Your safety is our priority

If you or someone you know is experiencing domestic or family violence, call 1800RESPECT (1800 737 732) or visit www.1800RESPECT.org.au.

For counselling, advice and support call MensLine Australia on 1300 789 978 or www.mensline.org.au

In an emergency or if you’re not feeling safe, always call 000.

Financial abuse is a serious issue

Financial abuse is a serious form of domestic and family violence that occurs when an abuser uses money and resources as a means to gain power, and to control their partner or family member.

It occurs in many different forms and can affect anyone. Approximately 1 in 4 women and 1 in 13 men have experienced at least one incident of violence by an intimate partner.1 In fact, up to 90% of people who seek help for domestic and family violence are also affected by financial abuse.2

Financial abuse is one of the most powerful ways an abuser can keep a partner or family member trapped in an abusive relationship, and may also impact on that person’s ability to stay safe once they leave the relationship.

We're focused on financial abuse

Financial abuse in the context of domestic and family violence (domestic and financial abuse) is a serious and widespread problem affecting people in communities across Australia.

At CommBank, our purpose is to deliver financial wellbeing for all Australians, including those in vulnerable circumstances. Over the past few years, we’ve invested in initiatives to support Australians affected by domestic and family violence. We’re working with expert partners to expand on our initiatives to further focus on financial abuse.

This work has already begun and it’s just the start.

Our focus areas

Financially empowering survivors

  • Easing the long-term financial burden on those affected by financial abuse by developing new models for sustainable financial support
  • Increasing the capacity of financial counsellors trained in domestic and financial abuse
  • Connecting caseworkers to help people affected by financial abuse work towards financial independence

Removing barriers to long-term independence for survivors

  • Opening new employment pathways for survivors of domestic and financial abuse
  • Working to identify interventions that help to address the rising rates of homelessness among survivors of domestic and financial abuse   

Supporting our people

  • Educating our people on how to recognise and address financial abuse and providing them with the tools and resources necessary to achieve long-term financial wellbeing
  • Strengthening our workplace responses and gender equality strategy to support those affected by domestic and financial abuse
  • Engaging our people through volunteering

Helping to prevent financial abuse

  • Increasing awareness in the community of the issue of domestic and financial abuse
  • Reviewing our financial education programs to make sure concepts like financial safety are incorporated
  • Increasing our understanding of how to drive impact through rigorous and reliable multi-disciplinary research which focuses on ‘real-world’ outcomes

Our partners

We're partnering with leading domestic and family violence experts and other community organisations to support Australians affected by financial abuse.
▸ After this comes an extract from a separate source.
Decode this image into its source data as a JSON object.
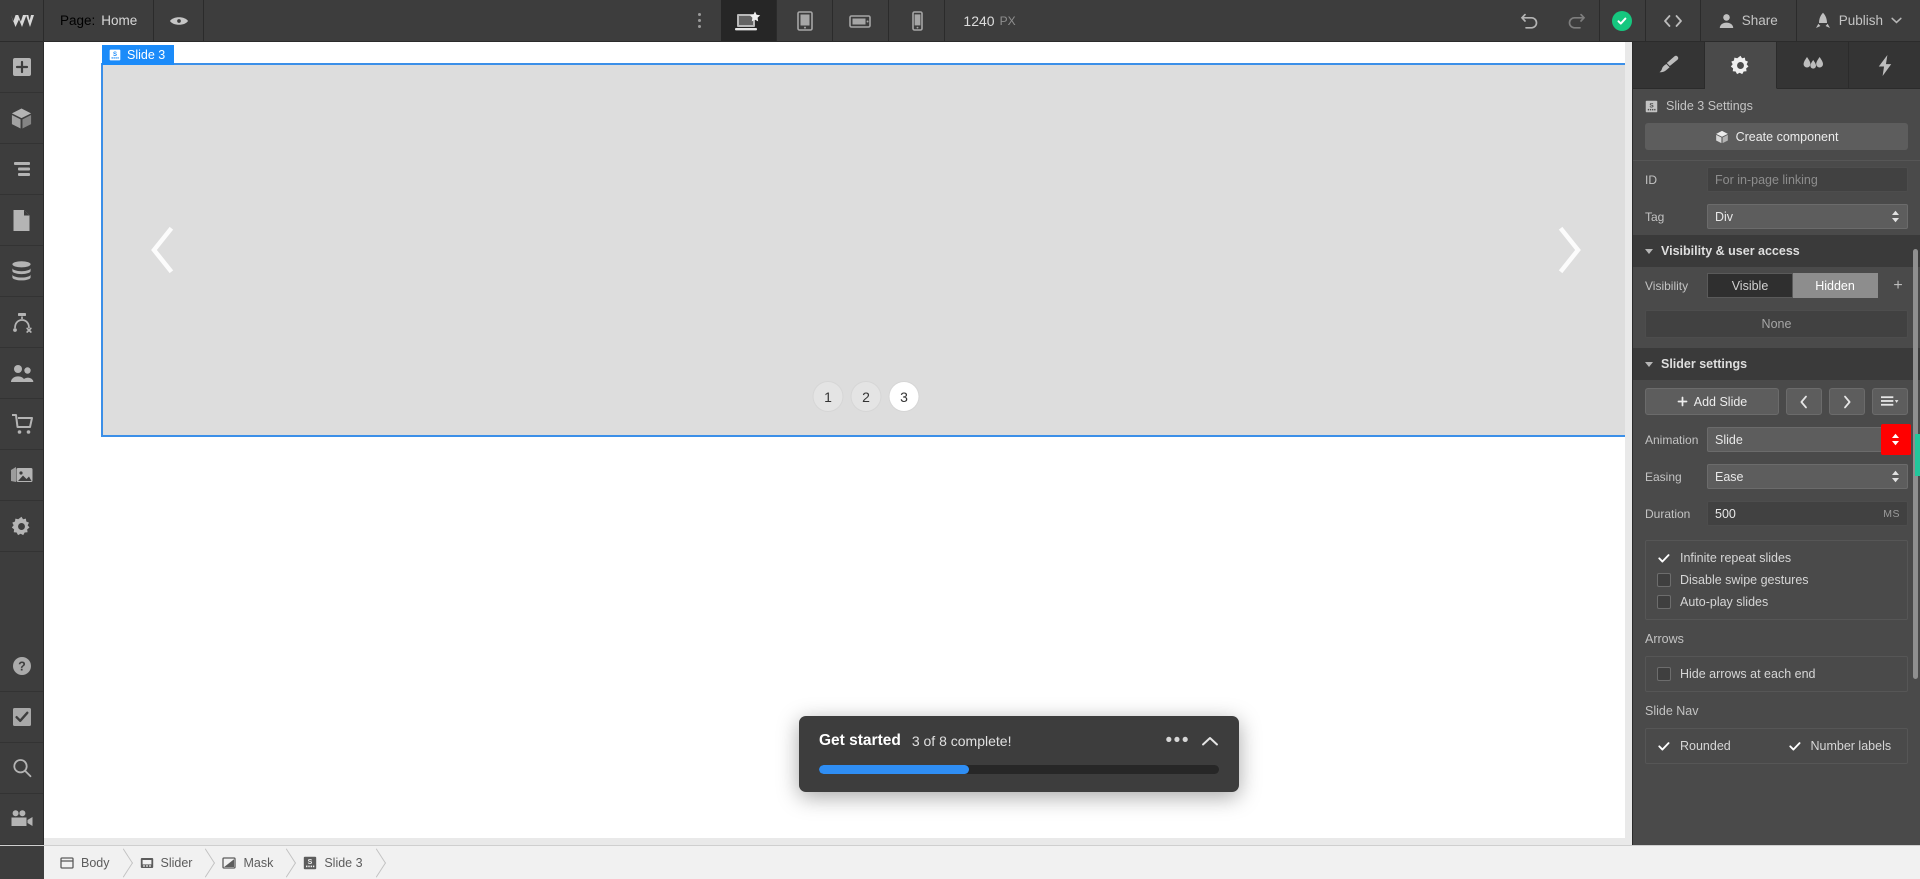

Our partners include:

Support for our customers

We offer support for our customers affected by domestic and family violence through our Domestic & Family Violence Assistance Program. This includes understanding what you can do if financial abuse (PDF)  has occurred.

If you're an eligible CommBank customer you can access the Program by calling 1800 222 387 between 8am – 8pm Mon-Fri (Sydney/ Melbourne time).
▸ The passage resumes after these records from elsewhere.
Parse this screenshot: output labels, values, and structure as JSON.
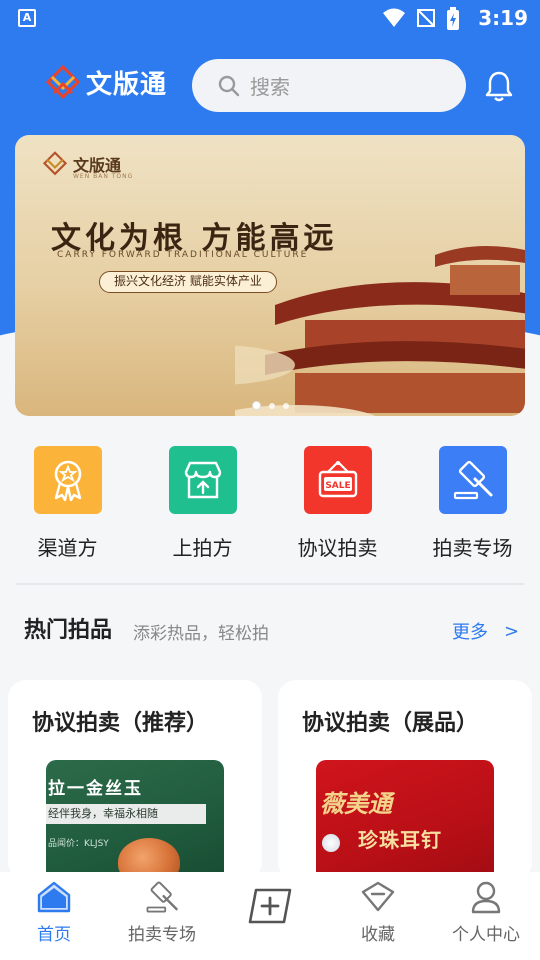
{
  "status_bar": {
    "time": "3:19"
  },
  "header": {
    "app_name": "文版通",
    "search_placeholder": "搜索"
  },
  "banner": {
    "logo_text": "文版通",
    "logo_sub": "WEN BAN TONG",
    "title": "文化为根 方能高远",
    "subtitle_en": "CARRY FORWARD TRADITIONAL CULTURE",
    "slogan": "振兴文化经济 赋能实体产业",
    "slide_count": 3,
    "active_slide": 1
  },
  "quick_actions": [
    {
      "label": "渠道方",
      "icon": "award-icon",
      "color": "#fbb33a"
    },
    {
      "label": "上拍方",
      "icon": "store-upload-icon",
      "color": "#1fbf8f"
    },
    {
      "label": "协议拍卖",
      "icon": "sale-sign-icon",
      "color": "#f2362b"
    },
    {
      "label": "拍卖专场",
      "icon": "gavel-icon",
      "color": "#3b7ef5"
    }
  ],
  "hot_section": {
    "title": "热门拍品",
    "subtitle": "添彩热品，轻松拍",
    "more_label": "更多",
    "more_arrow": ">"
  },
  "cards": [
    {
      "title": "协议拍卖（推荐）",
      "image_title": "拉一金丝玉",
      "image_sub": "经伴我身，幸福永相随",
      "image_price": "品闻价：KLJSY"
    },
    {
      "title": "协议拍卖（展品）",
      "image_title": "薇美通",
      "image_sub": "珍珠耳钉"
    }
  ],
  "bottom_nav": [
    {
      "label": "首页",
      "icon": "home-icon",
      "active": true
    },
    {
      "label": "拍卖专场",
      "icon": "gavel-icon",
      "active": false
    },
    {
      "label": "",
      "icon": "add-message-icon",
      "active": false
    },
    {
      "label": "收藏",
      "icon": "collect-icon",
      "active": false
    },
    {
      "label": "个人中心",
      "icon": "user-icon",
      "active": false
    }
  ],
  "colors": {
    "primary": "#2e7bf0",
    "background": "#f5f6f8"
  }
}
Discover more about our Domestic & Family Violence Assistance Program

Things you should know

1 2016 Personal Safety Survey, Australian Bureau of Statistics, 2017
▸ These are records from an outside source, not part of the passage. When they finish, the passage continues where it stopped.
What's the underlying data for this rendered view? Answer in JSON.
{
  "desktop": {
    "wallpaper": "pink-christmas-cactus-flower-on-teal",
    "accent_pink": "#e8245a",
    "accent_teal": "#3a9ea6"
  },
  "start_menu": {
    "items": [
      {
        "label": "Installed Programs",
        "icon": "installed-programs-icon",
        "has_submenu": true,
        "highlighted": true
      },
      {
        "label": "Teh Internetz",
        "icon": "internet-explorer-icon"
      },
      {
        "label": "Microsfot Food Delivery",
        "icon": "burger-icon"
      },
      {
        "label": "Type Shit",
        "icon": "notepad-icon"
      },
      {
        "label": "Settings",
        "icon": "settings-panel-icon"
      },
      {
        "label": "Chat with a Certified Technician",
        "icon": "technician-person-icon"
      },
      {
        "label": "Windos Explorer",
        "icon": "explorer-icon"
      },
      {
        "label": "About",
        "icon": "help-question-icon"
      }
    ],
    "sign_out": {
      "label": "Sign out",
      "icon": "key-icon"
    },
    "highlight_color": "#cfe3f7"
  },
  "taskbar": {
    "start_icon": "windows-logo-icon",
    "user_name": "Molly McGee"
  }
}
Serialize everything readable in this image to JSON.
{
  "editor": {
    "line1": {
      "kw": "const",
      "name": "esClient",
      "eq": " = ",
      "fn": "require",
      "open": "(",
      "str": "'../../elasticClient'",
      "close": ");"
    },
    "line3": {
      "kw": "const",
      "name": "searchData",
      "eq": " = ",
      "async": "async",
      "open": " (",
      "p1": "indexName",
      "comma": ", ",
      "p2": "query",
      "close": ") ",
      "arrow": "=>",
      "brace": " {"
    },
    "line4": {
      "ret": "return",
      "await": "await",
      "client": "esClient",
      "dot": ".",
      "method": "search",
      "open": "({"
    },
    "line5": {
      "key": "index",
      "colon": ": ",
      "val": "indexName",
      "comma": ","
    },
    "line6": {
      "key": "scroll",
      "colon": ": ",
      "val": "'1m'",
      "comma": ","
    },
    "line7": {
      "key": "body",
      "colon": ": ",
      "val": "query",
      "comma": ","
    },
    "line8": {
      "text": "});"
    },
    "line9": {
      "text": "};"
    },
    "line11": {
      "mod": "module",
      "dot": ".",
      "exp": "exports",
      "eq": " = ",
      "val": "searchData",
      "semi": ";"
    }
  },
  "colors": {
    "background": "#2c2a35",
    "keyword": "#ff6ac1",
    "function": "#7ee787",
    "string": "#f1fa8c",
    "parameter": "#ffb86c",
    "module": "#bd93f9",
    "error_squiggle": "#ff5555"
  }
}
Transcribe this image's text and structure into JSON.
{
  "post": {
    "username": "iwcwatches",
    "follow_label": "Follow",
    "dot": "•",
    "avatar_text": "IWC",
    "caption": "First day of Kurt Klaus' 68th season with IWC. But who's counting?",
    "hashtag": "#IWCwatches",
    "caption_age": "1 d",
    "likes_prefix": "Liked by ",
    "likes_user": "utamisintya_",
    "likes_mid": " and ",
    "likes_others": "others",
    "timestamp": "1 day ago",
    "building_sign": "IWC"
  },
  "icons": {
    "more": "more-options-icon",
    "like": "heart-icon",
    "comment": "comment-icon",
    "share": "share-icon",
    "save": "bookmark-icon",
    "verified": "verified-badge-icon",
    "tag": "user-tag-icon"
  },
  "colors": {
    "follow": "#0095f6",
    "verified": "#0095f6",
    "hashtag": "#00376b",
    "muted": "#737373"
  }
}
2 Adams et al (2008), Development of the Scale of Economic Abuse, Violence Against Women, vol. 14, No. 5; Evans, I. (2007), Battle-scars: Long-term effects of prior domestic violence, Centre for Women’s Studies and Gender Research, Monash University; Sharp, N. (2008), What’s yours is mine: The different forms of economic abuse and its impact on women and children experiencing domestic violence, Refuge.